What you will do. Below are some entries; state how many of their lines include the word "kind" and give no more than that number.

Data shown.

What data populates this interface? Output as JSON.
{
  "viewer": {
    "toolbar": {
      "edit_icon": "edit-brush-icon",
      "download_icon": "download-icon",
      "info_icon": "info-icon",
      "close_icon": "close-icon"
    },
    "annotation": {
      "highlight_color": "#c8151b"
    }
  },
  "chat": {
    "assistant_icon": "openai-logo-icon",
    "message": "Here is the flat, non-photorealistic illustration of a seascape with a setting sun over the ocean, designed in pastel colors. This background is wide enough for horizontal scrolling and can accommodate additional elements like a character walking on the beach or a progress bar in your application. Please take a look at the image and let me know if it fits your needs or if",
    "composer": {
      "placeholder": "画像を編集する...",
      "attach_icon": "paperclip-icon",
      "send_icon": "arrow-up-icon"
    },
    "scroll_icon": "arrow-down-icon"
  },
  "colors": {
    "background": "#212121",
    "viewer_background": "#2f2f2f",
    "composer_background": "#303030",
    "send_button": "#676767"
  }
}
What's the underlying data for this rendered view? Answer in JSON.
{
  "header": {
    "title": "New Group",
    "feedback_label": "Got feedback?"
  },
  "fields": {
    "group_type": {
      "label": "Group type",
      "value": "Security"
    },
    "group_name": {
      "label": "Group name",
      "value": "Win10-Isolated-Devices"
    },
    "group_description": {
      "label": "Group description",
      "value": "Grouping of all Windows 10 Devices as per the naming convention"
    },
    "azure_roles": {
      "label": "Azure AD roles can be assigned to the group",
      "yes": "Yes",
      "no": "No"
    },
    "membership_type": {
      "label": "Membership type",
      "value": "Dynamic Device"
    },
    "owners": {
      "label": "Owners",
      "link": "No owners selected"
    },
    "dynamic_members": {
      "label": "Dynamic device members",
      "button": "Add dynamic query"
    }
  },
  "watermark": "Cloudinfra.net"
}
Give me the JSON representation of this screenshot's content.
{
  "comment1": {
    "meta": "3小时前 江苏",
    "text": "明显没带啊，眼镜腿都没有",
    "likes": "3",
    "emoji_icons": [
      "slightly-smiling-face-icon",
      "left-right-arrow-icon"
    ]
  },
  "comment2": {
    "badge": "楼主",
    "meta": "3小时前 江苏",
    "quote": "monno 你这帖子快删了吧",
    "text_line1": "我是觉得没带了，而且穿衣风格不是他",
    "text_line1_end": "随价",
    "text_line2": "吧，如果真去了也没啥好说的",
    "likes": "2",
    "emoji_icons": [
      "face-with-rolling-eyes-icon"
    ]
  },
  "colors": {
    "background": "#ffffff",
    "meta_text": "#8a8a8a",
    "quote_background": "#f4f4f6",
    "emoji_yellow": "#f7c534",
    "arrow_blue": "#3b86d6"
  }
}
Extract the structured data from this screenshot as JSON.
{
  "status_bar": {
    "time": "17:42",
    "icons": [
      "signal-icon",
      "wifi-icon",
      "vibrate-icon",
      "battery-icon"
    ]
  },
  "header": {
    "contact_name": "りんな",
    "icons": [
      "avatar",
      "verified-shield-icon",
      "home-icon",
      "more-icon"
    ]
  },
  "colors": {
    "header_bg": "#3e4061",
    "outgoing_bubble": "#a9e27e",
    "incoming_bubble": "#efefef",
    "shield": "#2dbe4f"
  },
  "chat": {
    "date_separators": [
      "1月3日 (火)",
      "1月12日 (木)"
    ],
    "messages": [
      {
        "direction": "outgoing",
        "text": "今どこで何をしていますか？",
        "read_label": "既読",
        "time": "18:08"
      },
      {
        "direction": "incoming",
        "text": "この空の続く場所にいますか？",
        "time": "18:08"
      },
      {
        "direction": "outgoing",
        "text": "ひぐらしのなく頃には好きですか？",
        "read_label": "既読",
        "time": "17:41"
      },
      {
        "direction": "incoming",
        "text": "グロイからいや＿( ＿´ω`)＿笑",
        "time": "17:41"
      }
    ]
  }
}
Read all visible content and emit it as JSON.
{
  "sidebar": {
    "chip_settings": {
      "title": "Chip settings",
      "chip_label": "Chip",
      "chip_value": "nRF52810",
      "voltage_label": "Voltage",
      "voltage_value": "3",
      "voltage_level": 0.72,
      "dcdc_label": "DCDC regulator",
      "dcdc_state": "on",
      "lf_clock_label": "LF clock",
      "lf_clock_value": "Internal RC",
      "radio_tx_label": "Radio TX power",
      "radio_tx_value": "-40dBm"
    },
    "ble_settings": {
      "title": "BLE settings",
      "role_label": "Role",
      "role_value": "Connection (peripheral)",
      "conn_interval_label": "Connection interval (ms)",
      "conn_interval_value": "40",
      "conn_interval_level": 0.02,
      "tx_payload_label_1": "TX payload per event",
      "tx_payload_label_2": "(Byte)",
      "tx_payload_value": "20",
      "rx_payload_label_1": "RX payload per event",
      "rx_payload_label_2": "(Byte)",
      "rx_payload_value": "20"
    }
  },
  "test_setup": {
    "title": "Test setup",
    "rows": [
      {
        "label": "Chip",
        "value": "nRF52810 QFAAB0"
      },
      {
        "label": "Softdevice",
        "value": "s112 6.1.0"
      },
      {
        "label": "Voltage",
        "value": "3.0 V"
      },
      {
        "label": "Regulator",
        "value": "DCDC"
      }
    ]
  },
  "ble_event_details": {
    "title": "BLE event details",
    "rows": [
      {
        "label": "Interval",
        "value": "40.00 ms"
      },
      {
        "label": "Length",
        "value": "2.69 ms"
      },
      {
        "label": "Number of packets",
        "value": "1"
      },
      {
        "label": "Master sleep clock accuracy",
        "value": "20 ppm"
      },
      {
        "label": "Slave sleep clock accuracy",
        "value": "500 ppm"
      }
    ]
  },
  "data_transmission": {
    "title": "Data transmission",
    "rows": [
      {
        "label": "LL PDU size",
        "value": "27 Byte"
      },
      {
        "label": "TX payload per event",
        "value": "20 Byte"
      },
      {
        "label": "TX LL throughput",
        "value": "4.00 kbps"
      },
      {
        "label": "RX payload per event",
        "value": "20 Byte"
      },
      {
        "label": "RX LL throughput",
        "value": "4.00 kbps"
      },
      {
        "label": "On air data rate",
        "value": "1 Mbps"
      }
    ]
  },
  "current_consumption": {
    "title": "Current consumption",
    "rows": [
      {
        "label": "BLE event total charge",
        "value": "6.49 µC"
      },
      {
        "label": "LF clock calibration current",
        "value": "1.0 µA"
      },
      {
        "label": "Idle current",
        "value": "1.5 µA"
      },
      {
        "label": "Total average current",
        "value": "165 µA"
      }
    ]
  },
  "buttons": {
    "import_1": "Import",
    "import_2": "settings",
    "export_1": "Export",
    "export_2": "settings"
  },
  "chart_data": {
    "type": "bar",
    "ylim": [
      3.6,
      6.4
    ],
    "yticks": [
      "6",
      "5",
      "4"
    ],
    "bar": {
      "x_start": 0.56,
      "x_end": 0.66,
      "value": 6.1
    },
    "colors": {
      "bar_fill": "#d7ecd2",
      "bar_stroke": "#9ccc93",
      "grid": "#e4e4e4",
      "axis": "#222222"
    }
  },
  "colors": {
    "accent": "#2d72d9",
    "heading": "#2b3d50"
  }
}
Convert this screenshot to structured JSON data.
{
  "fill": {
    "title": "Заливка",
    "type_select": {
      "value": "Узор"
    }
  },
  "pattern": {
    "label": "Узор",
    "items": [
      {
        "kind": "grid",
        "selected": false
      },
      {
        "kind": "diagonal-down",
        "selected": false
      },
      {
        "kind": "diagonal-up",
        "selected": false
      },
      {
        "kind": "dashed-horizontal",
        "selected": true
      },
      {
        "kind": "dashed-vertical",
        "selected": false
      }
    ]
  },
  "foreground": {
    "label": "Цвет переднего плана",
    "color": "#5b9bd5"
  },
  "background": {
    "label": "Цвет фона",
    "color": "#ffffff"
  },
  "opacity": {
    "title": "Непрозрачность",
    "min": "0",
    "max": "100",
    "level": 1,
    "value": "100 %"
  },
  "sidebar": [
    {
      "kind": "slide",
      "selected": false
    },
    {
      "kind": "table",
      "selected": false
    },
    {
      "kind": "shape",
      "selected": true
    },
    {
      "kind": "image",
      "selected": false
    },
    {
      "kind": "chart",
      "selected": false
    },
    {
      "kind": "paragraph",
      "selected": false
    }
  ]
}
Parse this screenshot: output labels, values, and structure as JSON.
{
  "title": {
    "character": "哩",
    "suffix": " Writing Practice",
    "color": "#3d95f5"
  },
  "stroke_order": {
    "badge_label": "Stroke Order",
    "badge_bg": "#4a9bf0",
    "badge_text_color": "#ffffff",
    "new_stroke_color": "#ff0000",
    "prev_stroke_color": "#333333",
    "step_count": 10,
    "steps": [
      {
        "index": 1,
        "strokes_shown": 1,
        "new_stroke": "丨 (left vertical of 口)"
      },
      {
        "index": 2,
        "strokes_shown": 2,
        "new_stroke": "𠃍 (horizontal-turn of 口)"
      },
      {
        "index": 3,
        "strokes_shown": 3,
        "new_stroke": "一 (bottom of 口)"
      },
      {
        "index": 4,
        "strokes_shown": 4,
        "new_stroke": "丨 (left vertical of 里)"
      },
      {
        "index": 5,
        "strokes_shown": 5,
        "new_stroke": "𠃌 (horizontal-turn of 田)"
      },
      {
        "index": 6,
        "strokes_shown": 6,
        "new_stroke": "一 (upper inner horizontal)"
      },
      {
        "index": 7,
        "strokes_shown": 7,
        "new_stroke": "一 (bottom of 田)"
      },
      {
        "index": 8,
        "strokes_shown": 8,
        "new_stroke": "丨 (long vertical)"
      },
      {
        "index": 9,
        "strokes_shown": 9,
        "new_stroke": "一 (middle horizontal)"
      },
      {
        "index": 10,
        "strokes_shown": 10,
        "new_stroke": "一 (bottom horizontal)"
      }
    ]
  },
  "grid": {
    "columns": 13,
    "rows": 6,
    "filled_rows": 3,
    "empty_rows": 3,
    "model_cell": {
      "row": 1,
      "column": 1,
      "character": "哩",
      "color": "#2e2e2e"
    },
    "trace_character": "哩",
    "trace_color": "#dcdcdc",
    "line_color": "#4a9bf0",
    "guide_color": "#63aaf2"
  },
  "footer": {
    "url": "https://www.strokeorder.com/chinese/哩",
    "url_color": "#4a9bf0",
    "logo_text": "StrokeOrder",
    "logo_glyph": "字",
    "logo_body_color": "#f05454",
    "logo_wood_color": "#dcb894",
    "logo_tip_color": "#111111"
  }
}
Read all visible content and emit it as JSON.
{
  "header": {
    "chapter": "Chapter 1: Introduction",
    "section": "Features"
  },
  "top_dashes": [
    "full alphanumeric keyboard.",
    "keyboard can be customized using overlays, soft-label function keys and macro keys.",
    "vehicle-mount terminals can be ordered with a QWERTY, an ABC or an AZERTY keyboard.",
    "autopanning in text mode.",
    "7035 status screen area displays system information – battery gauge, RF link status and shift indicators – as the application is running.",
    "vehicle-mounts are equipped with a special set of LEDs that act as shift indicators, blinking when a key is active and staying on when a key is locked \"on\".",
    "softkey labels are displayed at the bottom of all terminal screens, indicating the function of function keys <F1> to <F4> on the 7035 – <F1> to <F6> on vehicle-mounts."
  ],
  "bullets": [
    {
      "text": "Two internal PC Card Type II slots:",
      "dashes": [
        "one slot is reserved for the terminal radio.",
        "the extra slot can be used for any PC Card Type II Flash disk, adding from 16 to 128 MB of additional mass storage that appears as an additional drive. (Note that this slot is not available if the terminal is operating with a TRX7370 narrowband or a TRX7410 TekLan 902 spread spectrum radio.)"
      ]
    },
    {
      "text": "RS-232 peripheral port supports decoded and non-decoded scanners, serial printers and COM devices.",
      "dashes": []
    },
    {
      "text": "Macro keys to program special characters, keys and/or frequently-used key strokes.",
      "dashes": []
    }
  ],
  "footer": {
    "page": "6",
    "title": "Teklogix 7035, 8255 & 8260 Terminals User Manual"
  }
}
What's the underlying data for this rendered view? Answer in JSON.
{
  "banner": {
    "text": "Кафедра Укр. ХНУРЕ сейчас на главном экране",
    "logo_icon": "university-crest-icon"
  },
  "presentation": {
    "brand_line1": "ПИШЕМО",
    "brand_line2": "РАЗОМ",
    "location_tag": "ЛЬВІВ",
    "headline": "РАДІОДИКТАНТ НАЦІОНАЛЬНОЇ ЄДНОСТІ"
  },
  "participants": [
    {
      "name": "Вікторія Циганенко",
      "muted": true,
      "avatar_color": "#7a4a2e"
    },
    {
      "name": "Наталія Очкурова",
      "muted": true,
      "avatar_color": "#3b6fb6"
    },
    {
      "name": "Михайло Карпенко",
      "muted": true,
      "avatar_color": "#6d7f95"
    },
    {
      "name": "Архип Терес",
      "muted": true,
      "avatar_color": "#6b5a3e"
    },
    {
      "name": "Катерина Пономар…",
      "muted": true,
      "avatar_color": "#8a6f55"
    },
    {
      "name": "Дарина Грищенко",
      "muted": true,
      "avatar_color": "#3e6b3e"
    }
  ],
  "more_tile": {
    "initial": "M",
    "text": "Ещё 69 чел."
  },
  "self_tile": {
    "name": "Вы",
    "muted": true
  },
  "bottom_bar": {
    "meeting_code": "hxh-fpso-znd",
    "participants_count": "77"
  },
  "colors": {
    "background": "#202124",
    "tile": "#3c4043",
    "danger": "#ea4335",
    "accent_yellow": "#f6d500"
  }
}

Solution to this exercise. 11